What is a vertical machining center?

A vertical machining center (VMC) is a type of machining equipment that employs a spindle with a vertical orientation. With a vertically oriented spindle, tools stick straight down from the tool holder, and often cut across the top of a workpiece. A VMC can perform a variety of operations, such as drilling, tapping, boring, and milling. In addition, VMCs are often equipped with automatic tool changers and pallet changers, which further increase their versatility. VMCs are an essential part of many manufacturing operations, and are used in a wide variety of industries.

What is a VMC?

A vertical machining center, or VMC, is a popular type of milling machine. VMC machines have many advantages over traditional milling machines. One reason why VMCs are so popular is that they allow for three-axis work to be done on a single face. This is especially useful for in-mold and die works. Another advantage of VMCs is that they offer multiple adjustments. This means that the operator can easily change the cutting speed, depth of cut, and other parameters. As a result, VMCs are extremely versatile and can be used for a wide range of applications.

What is VMC in machining?

What is VMC in machining? VMC machining refers to machining operations that utilize vertical machining centers (VMCs), which, as the name suggests, have vertically oriented machine tools. These machines are primarily utilized to turn raw blocks of metal, such as aluminum or steel, into machined components.

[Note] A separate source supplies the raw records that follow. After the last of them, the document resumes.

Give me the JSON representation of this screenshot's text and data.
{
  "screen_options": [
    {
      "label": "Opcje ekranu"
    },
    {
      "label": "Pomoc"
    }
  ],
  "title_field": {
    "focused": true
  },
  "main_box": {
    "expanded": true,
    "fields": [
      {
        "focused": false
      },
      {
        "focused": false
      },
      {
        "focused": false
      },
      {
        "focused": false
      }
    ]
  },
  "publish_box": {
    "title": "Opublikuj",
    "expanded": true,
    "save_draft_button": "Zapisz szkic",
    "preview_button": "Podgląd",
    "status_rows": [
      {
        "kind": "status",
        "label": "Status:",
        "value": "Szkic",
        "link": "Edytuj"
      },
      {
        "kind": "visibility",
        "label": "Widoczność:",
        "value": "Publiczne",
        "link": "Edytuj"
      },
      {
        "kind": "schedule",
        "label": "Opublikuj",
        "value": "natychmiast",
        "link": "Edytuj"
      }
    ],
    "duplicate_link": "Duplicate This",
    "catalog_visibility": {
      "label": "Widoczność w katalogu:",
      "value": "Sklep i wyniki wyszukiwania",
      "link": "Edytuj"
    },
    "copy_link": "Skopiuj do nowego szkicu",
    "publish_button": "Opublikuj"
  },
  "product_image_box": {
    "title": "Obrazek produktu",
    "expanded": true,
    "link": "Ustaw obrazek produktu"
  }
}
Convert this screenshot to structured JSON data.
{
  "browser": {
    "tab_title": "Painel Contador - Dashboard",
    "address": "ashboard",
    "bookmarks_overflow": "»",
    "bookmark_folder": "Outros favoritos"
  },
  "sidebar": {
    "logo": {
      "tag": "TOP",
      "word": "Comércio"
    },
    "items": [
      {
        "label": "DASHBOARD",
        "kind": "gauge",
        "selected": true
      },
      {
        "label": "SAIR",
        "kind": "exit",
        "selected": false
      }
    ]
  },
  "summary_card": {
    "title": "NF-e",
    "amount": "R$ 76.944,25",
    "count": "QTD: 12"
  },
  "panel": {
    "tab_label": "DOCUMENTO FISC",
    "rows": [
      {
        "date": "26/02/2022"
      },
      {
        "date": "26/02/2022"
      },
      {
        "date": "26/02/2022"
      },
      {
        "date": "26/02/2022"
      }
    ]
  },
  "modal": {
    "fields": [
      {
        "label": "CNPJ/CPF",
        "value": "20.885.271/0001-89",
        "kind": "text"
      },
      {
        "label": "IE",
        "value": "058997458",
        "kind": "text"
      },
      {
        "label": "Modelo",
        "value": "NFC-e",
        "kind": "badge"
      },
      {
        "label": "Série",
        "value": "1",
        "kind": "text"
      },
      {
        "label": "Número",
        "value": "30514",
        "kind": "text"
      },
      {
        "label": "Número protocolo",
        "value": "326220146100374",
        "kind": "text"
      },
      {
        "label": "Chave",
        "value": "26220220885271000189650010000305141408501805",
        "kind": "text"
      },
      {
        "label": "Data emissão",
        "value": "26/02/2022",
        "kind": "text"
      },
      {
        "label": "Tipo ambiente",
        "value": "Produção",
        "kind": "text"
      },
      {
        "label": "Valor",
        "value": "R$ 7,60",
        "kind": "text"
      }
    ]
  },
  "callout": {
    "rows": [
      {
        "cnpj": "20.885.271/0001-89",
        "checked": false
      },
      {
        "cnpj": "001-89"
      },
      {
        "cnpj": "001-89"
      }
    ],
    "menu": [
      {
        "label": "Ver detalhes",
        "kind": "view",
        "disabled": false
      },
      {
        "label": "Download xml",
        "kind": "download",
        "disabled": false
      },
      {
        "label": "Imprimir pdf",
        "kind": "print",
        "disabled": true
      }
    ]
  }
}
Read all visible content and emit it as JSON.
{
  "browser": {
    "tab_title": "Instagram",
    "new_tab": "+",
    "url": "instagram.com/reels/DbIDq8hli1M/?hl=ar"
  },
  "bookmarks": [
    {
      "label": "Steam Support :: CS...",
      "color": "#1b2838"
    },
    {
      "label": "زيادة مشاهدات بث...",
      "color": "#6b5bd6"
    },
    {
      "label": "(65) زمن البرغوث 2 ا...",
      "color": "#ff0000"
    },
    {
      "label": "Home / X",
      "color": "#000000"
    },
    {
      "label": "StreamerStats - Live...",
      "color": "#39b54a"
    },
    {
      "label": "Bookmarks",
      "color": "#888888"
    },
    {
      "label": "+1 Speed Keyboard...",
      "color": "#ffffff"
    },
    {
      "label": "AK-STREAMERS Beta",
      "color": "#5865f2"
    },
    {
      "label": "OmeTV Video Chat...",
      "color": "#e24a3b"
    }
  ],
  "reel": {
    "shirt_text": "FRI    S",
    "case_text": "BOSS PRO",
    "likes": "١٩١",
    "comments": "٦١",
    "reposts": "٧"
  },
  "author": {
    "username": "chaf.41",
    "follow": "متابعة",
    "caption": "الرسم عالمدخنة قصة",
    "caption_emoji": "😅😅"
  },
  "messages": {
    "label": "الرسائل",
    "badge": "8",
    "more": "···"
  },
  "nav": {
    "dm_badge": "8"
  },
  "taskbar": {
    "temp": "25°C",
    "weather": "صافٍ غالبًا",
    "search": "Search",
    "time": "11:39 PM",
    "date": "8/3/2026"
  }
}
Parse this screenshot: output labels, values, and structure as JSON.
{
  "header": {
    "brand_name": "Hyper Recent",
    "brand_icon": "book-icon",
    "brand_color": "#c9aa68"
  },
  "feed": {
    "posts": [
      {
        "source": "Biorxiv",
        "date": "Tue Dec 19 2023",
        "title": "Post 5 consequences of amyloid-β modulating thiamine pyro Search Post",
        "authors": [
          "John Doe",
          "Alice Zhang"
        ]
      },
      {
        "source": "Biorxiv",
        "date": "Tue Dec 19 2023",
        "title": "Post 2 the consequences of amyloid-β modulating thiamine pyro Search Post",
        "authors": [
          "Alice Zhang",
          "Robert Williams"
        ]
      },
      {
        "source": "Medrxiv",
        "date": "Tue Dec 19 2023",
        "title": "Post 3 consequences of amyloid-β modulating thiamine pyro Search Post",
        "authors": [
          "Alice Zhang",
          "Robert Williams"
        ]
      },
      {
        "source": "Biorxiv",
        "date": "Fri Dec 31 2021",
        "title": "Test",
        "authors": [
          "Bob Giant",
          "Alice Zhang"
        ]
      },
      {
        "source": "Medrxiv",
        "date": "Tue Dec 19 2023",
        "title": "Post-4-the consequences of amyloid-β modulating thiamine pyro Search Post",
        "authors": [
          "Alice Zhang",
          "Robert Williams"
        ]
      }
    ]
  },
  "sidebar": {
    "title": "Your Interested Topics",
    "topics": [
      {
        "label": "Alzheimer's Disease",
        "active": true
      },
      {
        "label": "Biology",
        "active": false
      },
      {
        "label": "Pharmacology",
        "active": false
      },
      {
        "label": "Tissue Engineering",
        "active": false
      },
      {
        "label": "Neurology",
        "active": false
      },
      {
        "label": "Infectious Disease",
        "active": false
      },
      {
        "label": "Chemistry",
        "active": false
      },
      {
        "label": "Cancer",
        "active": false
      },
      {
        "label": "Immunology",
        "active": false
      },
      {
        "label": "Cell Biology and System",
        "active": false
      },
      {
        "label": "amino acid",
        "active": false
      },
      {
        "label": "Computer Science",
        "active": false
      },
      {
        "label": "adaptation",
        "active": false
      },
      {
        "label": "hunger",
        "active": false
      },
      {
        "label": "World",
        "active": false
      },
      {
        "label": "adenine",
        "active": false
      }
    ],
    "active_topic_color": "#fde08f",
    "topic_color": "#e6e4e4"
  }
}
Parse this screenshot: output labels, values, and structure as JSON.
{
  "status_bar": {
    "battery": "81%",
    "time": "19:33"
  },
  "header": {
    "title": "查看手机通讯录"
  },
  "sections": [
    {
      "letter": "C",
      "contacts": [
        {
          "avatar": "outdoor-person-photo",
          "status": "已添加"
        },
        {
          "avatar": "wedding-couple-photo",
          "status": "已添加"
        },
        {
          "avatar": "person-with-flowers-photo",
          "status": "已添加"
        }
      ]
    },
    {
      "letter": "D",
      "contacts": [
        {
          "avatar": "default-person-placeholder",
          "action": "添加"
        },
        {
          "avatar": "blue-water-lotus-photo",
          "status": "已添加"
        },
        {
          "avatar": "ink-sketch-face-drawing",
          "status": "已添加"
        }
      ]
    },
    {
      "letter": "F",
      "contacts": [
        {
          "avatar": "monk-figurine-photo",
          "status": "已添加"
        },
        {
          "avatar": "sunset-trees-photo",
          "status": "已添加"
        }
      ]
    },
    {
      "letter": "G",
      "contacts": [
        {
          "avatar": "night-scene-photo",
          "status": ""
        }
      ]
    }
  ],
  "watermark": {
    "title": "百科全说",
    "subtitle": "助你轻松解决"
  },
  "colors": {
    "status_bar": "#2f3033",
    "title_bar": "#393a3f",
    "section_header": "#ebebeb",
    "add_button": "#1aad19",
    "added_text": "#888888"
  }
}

In a VMC machine, the spindle axis is aligned perpendicular to the table surface, providing greater stability and precision than horizontal machining centers. Additionally, VMCs often have a larger working envelope than HMCs, making them well-suited for large or complex parts. There are a number of different types of VMCs, each with its own advantages and disadvantages. For example, bed-type VMCs are rigid and accurate but require more floor space than other models. Alternatively, bridge-type VMCs provide high rigidity and accuracy but can be More expensive than bed-type models. Ultimately, the best type of VMC for a given application depends on a variety of factors, including the size and complexity of the part, the desired level of precision, and the available budget.

What is different of CNC and VMC?

What is the Difference Between a CNC and VMC? CNC stands for Computer Numerical Control. A VMC is a machine with a CNC controller. The major difference is in how the machines are operated. A CNC machine is programmed to perform a specific task while a VMC can be manually operated or programmed to perform a task.

What are the advantages of vertical milling machine?

Vertical milling machines have several advantages over their horizontal counterparts. First, because the casings are smaller, they take up less space in a workshop or factory. Second, there are fewer complex, internal parts so the machine is less expensive to produce and maintain. Third, vertical milling machines are easier to operate and control because all of the machining is done in one direction. Finally, because vertical milling machines can be positioned closer to the workpiece, they offer greater precision and accuracy. For these reasons, vertical milling machines are often the preferred choice for small-scale or hobbyist machining projects.

Read  What is metal milling?

What are the parts of VMC machine?

A VMC machine has four main parts: the complete spindle, the electric spindle, the spindle reduction gear box, and the column heightening. The complete spindle is the part of the machine that holds the cutting tool. The electric spindle is the part of the machine that turns the cutting tool. The spindle reduction gear box is the part of the machine that controls the speed of the cutting tool. The column heightening is the part of the machine that lifts the cutting tool off of the work piece.

The complete spindle, electric spindle, and spindle reduction gear box are all located inside of the column heightening. The column heightening is a cylindrical housing that surrounds these three parts. The column heightening raises and lowers the cutting tool during operation. It is also where coolant is introduced to keep the cutting tool cool during extended periods of use.

The side milling head is another important part of a VMC machine. The side milling head is a rotating platform that holds multiple cutting tools. The side milling head helps to increase productivity by allowing multiple operations to be performed at once. The coolant trough spindle is another important part of a VMC machine. The coolant trough spindle collects and recycles coolant from the machining process. This helps to keep costs down and improve efficiency.

How many axes are usually there in a VMC machine?

How many axes are usually there in a VMC machine? The three-axis vertical machining center (VMC) has long been the go-to machine tool for many small to medium-sized shops. Their use is well-understood. Compared to more complex machinery, it’s easier to find operators for three-axis machines. And while four- and five-axis machines offer greater capability, those extra axes make training new operators more difficult and can add significantly to a project’s cycle time. As a result, three-axis machines remain the workhorse of most shops. But that doesn’t mean they’re always the best solution for every job. In some cases, a horizontal machining center (HMC) might be a better choice. Here’s a look at when it makes sense to choose an HMC over a VMC.